§ ACTION ITEM: When you spot the word "Smart" in a line of the data below, copy that line.

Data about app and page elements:
Start of Block
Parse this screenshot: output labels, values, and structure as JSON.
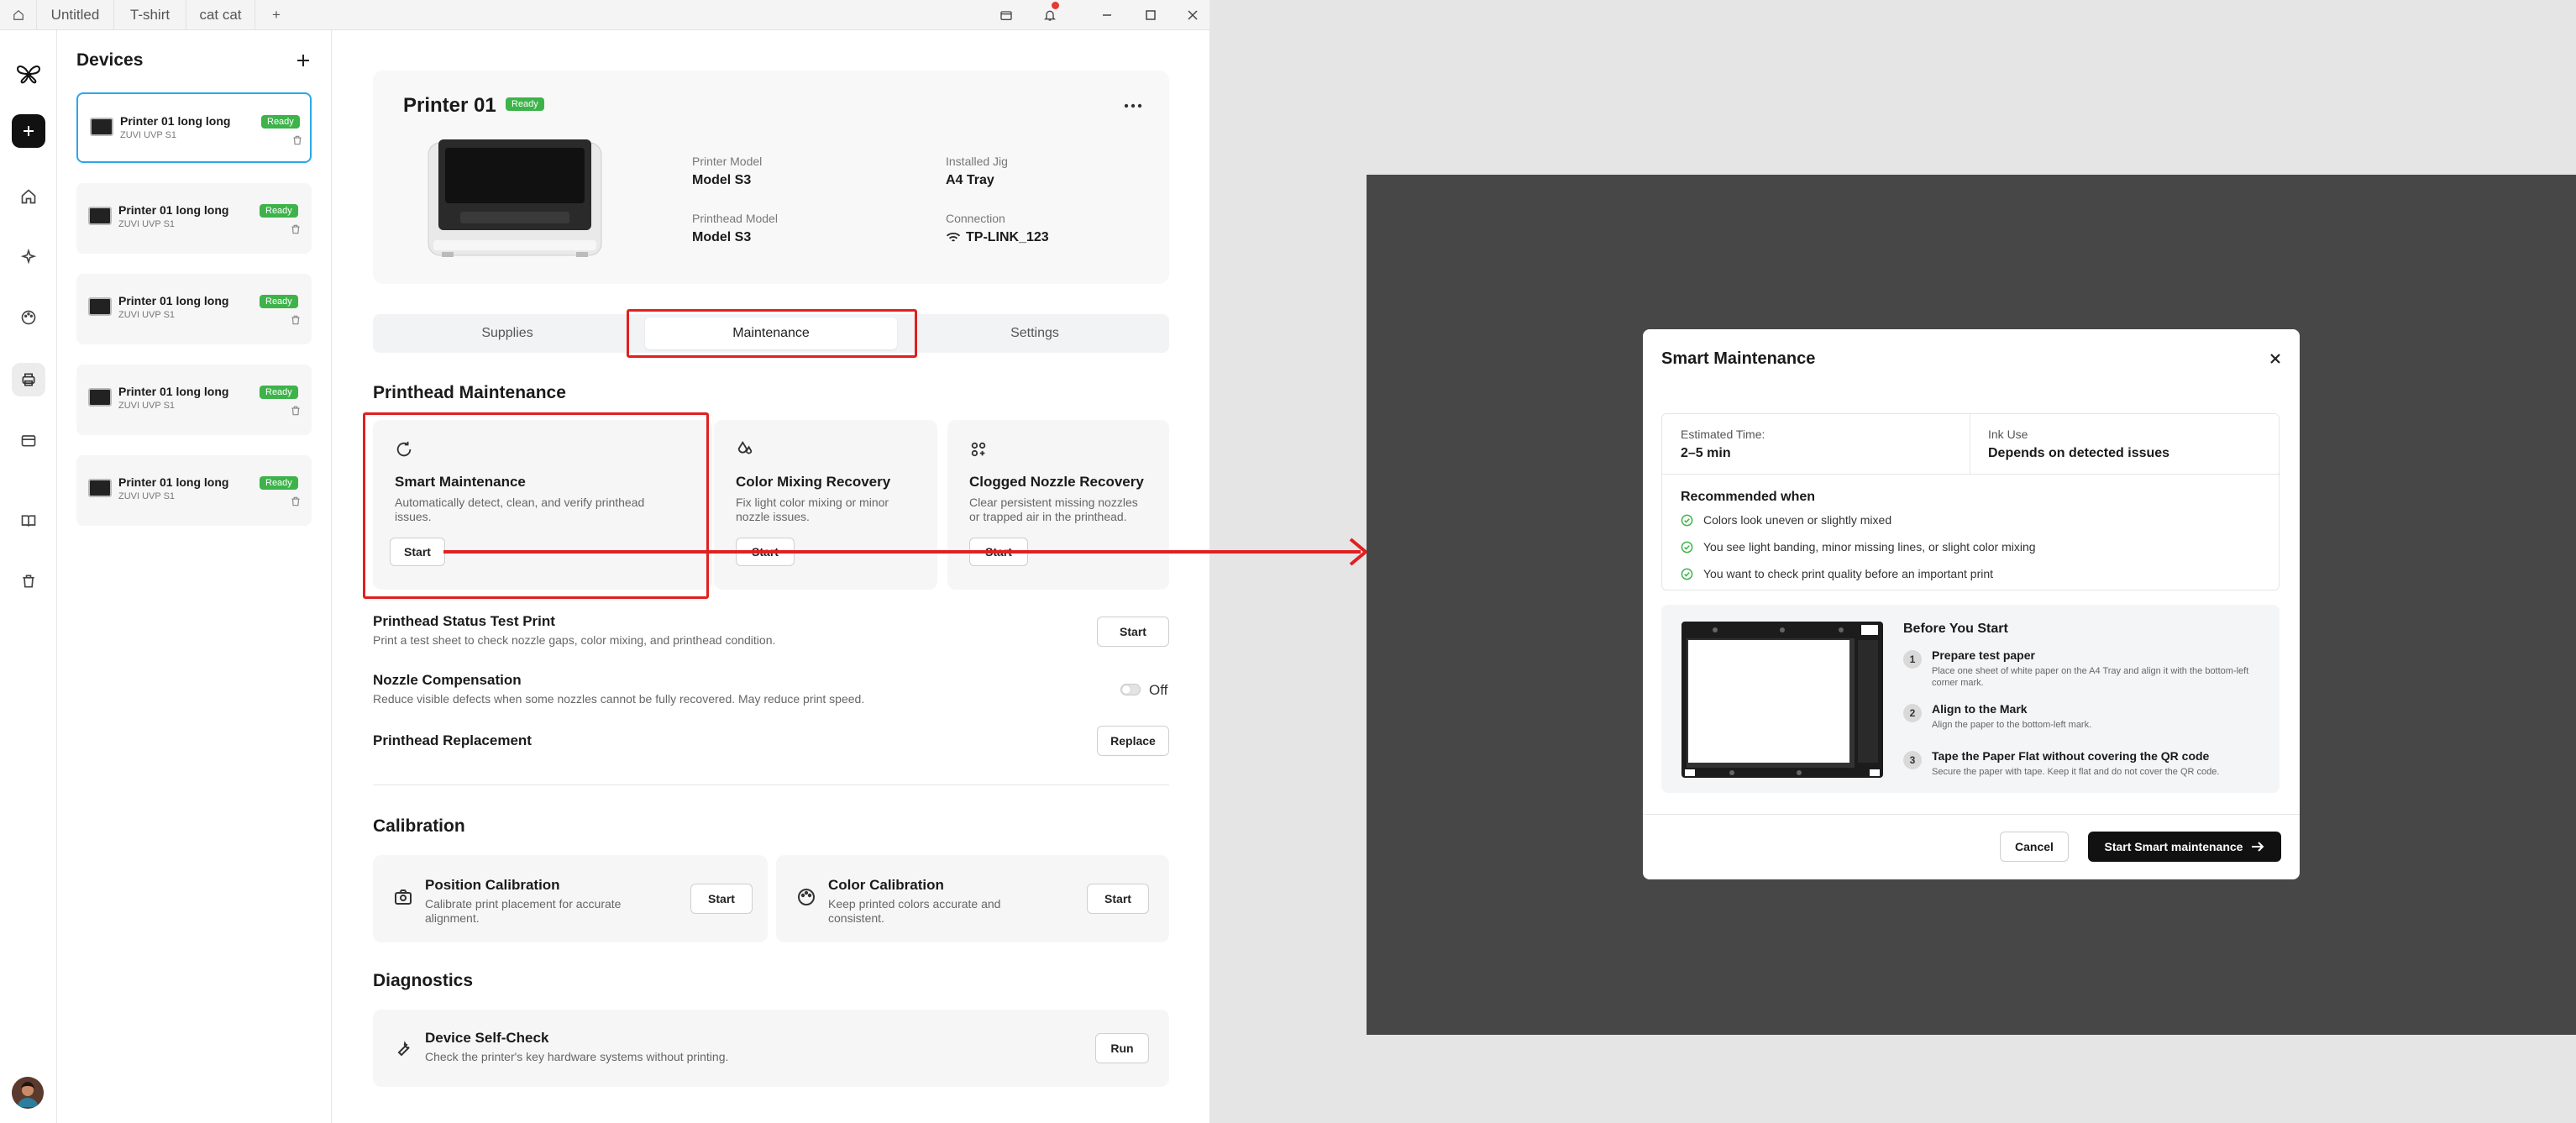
{
  "titlebar": {
    "tabs": [
      "Untitled",
      "T-shirt",
      "cat cat"
    ],
    "new_tab": "+"
  },
  "devices": {
    "title": "Devices",
    "items": [
      {
        "name": "Printer 01 long long",
        "model": "ZUVI UVP S1",
        "status": "Ready"
      },
      {
        "name": "Printer 01 long long",
        "model": "ZUVI UVP S1",
        "status": "Ready"
      },
      {
        "name": "Printer 01 long long",
        "model": "ZUVI UVP S1",
        "status": "Ready"
      },
      {
        "name": "Printer 01 long long",
        "model": "ZUVI UVP S1",
        "status": "Ready"
      },
      {
        "name": "Printer 01 long long",
        "model": "ZUVI UVP S1",
        "status": "Ready"
      }
    ]
  },
  "printer": {
    "title": "Printer 01",
    "status": "Ready",
    "model_label": "Printer Model",
    "model_value": "Model S3",
    "jig_label": "Installed Jig",
    "jig_value": "A4 Tray",
    "head_label": "Printhead Model",
    "head_value": "Model S3",
    "conn_label": "Connection",
    "conn_value": "TP-LINK_123"
  },
  "tabs": [
    "Supplies",
    "Maintenance",
    "Settings"
  ],
  "printhead": {
    "title": "Printhead Maintenance",
    "cards": [
      {
        "title": "Smart Maintenance",
        "desc1": "Automatically detect, clean, and verify printhead",
        "desc2": "issues.",
        "button": "Start"
      },
      {
        "title": "Color Mixing Recovery",
        "desc1": "Fix light color mixing or minor",
        "desc2": "nozzle issues.",
        "button": "Start"
      },
      {
        "title": "Clogged Nozzle Recovery",
        "desc1": "Clear persistent missing nozzles",
        "desc2": "or trapped air in the printhead.",
        "button": "Start"
      }
    ],
    "test_title": "Printhead Status Test Print",
    "test_desc": "Print a test sheet to check nozzle gaps, color mixing, and printhead condition.",
    "test_button": "Start",
    "comp_title": "Nozzle Compensation",
    "comp_desc": "Reduce visible defects when some nozzles cannot be fully recovered. May reduce print speed.",
    "comp_state": "Off",
    "replace_title": "Printhead Replacement",
    "replace_button": "Replace"
  },
  "calibration": {
    "title": "Calibration",
    "cards": [
      {
        "title": "Position Calibration",
        "desc1": "Calibrate print placement for accurate",
        "desc2": "alignment.",
        "button": "Start"
      },
      {
        "title": "Color Calibration",
        "desc1": "Keep printed colors accurate and",
        "desc2": "consistent.",
        "button": "Start"
      }
    ]
  },
  "diagnostics": {
    "title": "Diagnostics",
    "card_title": "Device Self-Check",
    "card_desc": "Check the printer's key hardware systems without printing.",
    "button": "Run"
  },
  "modal": {
    "title": "Smart Maintenance",
    "time_label": "Estimated Time:",
    "time_value": "2–5 min",
    "ink_label": "Ink Use",
    "ink_value": "Depends on detected issues",
    "rec_title": "Recommended when",
    "rec_items": [
      "Colors look uneven or slightly mixed",
      "You see light banding, minor missing lines, or slight color mixing",
      "You want to check print quality before an important print"
    ],
    "before_title": "Before You Start",
    "steps": [
      {
        "num": "1",
        "title": "Prepare test paper",
        "desc": "Place one sheet of white paper on the A4 Tray and align it with the bottom-left corner mark."
      },
      {
        "num": "2",
        "title": "Align to the Mark",
        "desc": "Align the paper to the bottom-left mark."
      },
      {
        "num": "3",
        "title": "Tape the Paper Flat without covering the QR code",
        "desc": "Secure the paper with tape. Keep it flat and do not cover the QR code."
      }
    ],
    "cancel": "Cancel",
    "start": "Start Smart maintenance"
  }
}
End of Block
§ OUTPUT FOR THIS TASK:
        "title": "Smart Maintenance",
    "title": "Smart Maintenance",
    "start": "Start Smart maintenance"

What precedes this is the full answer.